If you want to set your channel partners up for success, you'll want to compensate those sales reps for a job well done. Of course, you want your channel partners’ sales reps to go beyond the call of duty. You want your indirect team to be the ideal brand evangelists who are looking around at their prospects’ operations and, using a combination of product knowledge and creativity, are finding the places where your product can help solve their problems.
But if you want to get that level of work out of your channel partners’ sales reps, you need to show those indirect team members that you care as much about them as you want them to care about your product. And that's done through the right compensation plan.
Compensation models are a different animal from what they once were. Of course, the simple model of the top salesperson dinging the bell when he or she hits his or her sales floor first and getting his or her name on top of the leaderboard is still fundamental to compensation, but now it's just the foundation.
This basic framework has started to give way to methods of providing compensation that are more creative and, empowered by technology and granular sales data, can provide more targeted rewards—and induce more varied and loyal selling behaviors.
So here are a few different compensation plans to think about when you're looking at the best ways to motivate your channel.
It's a foregone conclusion that hitting the highest sales numbers is worthy of a reward. But with today's advanced sales acceleration software, companies are capable of monitoring a lot more of what their channel partners’ salespeople actually do—during sales, between them, and after them. This level of data insight can allow you to provide rewards for a range of behaviors beyond just selling.
If you've played a video game recently, you may have noticed a common feature where people playing can unlock achievements and collect badges throughout their quests. You can structure your channel’s sales compensation with this in mind. Think of each different behavior your channel partners’ sales team members engage in as a potential opportunity for a reward. Are they successfully completing your training modules? Are they meeting benchmarks for navigating their relationships with prospects? Are they on top of communicating back information to let their contacts on the prospect side know what's going on? Compensation models that incentivize these types of behaviors set your channel team members up so that they're always trying to do better—for you and themselves.
Sales burnout can be a big problem, especially if your sales compensation model is tiered in a way that always favors the top-dollar performers. It’s even more challenging in a channel environment, where you’re fighting against other companies for a channel sales rep’s attention. But you can address this by structuring your compensation in a way that doesn't just help your top tier stay there, but incentivizes sellers who are just all right to do better. A compensation plan that builds in mid-tier incentives to give sellers who are always in the 50th percentile reason to try to get up to the 60th some months will not only boost morale, but it will push extra productivity and profit.

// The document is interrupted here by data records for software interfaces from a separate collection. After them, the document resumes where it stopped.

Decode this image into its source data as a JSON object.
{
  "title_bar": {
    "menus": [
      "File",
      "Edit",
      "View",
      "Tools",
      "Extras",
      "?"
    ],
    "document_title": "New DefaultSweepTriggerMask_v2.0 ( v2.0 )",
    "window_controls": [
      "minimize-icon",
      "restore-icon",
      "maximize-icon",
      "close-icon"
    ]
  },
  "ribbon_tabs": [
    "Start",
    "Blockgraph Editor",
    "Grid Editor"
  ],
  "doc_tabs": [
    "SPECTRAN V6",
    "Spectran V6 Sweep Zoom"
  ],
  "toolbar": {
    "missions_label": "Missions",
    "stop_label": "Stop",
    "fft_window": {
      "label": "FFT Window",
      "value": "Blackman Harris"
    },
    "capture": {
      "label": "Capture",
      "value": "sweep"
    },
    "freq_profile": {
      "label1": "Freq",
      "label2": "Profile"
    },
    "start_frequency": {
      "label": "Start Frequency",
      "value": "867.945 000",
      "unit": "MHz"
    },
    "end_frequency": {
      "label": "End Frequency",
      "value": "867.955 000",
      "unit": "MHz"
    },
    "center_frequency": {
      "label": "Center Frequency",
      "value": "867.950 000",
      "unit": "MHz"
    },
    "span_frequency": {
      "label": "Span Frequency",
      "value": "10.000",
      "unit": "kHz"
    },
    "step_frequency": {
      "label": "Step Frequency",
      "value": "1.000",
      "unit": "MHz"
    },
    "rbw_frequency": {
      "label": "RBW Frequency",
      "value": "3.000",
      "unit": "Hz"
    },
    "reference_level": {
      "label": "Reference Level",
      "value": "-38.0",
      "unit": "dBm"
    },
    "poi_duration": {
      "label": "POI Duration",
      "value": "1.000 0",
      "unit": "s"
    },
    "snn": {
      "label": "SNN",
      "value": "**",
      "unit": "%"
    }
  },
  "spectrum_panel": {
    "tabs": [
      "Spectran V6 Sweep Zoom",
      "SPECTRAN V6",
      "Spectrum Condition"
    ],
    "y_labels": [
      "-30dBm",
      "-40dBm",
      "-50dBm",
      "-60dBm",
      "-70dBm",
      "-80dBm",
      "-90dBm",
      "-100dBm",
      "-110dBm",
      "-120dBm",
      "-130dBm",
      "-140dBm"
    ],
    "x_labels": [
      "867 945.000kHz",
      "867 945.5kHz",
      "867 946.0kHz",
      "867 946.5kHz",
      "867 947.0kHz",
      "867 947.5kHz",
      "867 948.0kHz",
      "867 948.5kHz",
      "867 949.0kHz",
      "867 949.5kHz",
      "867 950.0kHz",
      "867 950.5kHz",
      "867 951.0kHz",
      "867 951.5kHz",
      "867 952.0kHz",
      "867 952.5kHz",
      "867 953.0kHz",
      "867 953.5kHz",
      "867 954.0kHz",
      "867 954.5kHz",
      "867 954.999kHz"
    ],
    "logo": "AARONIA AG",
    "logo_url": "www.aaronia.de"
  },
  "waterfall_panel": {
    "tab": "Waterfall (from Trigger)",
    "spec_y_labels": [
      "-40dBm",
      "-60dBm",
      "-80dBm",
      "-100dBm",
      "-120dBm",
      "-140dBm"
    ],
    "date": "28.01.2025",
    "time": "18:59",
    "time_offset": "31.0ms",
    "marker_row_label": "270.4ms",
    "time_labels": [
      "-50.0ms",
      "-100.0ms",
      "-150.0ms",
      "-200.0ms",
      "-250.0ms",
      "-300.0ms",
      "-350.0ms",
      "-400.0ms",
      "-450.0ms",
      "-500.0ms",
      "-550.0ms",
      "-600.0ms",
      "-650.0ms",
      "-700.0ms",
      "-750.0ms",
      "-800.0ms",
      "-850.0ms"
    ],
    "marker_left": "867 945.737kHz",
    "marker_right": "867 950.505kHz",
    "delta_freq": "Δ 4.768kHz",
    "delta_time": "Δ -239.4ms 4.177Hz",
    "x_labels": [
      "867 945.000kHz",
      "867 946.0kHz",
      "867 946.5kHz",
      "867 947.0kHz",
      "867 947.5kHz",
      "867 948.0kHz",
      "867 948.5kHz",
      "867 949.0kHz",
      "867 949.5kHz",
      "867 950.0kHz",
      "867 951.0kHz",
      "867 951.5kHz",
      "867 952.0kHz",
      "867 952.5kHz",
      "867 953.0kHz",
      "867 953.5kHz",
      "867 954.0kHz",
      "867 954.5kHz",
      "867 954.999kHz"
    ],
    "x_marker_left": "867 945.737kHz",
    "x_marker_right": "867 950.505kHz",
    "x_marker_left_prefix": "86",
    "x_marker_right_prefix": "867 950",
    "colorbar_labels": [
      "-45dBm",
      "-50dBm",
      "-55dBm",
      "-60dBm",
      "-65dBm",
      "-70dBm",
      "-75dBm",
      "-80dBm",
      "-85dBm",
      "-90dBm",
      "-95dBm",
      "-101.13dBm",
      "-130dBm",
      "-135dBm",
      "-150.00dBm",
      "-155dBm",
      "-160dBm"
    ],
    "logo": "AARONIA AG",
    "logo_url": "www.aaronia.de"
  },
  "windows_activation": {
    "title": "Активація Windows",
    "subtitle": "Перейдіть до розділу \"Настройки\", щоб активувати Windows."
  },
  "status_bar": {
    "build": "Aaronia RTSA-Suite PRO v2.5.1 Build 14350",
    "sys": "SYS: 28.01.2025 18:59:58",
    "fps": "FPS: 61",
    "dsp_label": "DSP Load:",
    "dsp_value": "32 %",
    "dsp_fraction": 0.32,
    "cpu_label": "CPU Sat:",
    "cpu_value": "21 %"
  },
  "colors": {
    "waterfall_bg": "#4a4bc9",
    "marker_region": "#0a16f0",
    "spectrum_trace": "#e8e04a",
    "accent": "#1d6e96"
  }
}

With all the possibilities for creating different types of tiered incentives and rewarding different behaviors, it’s easy to get ahead of yourself and roll out compensation concepts that get a little too complicated for their own good. They can look good from your end of the equation, but put yourself in your channel partners’ shoes. They’re busy, they’re doing hard work on your behalf, and they want to be rewarded—they don’t want pursuing the reward to become a task in itself.
So while on the one hand, utilizing new, tech-enabled methods of incentivization and loyalty is important to boosting your channel partner reps’ productivity and keeping them engaged, it’s also critical to make the compensation methods easy to understand and digest. Intuitive information architecture goes a long way when you’re putting together client-facing materials, and it’s just as important when you’re building out compensation strategies for your channel team.
If your channel partner reps can’t understand what they’re getting into—which tier they’re in or what they have to do to hit a goal—the compensation strategy will be less of a motivator and more of a source of confusion. If the compensation plan is clearly laid out and managed through an intuitive piece of software, that’s when you’ll see it getting your channel team to go the extra mile on your behalf.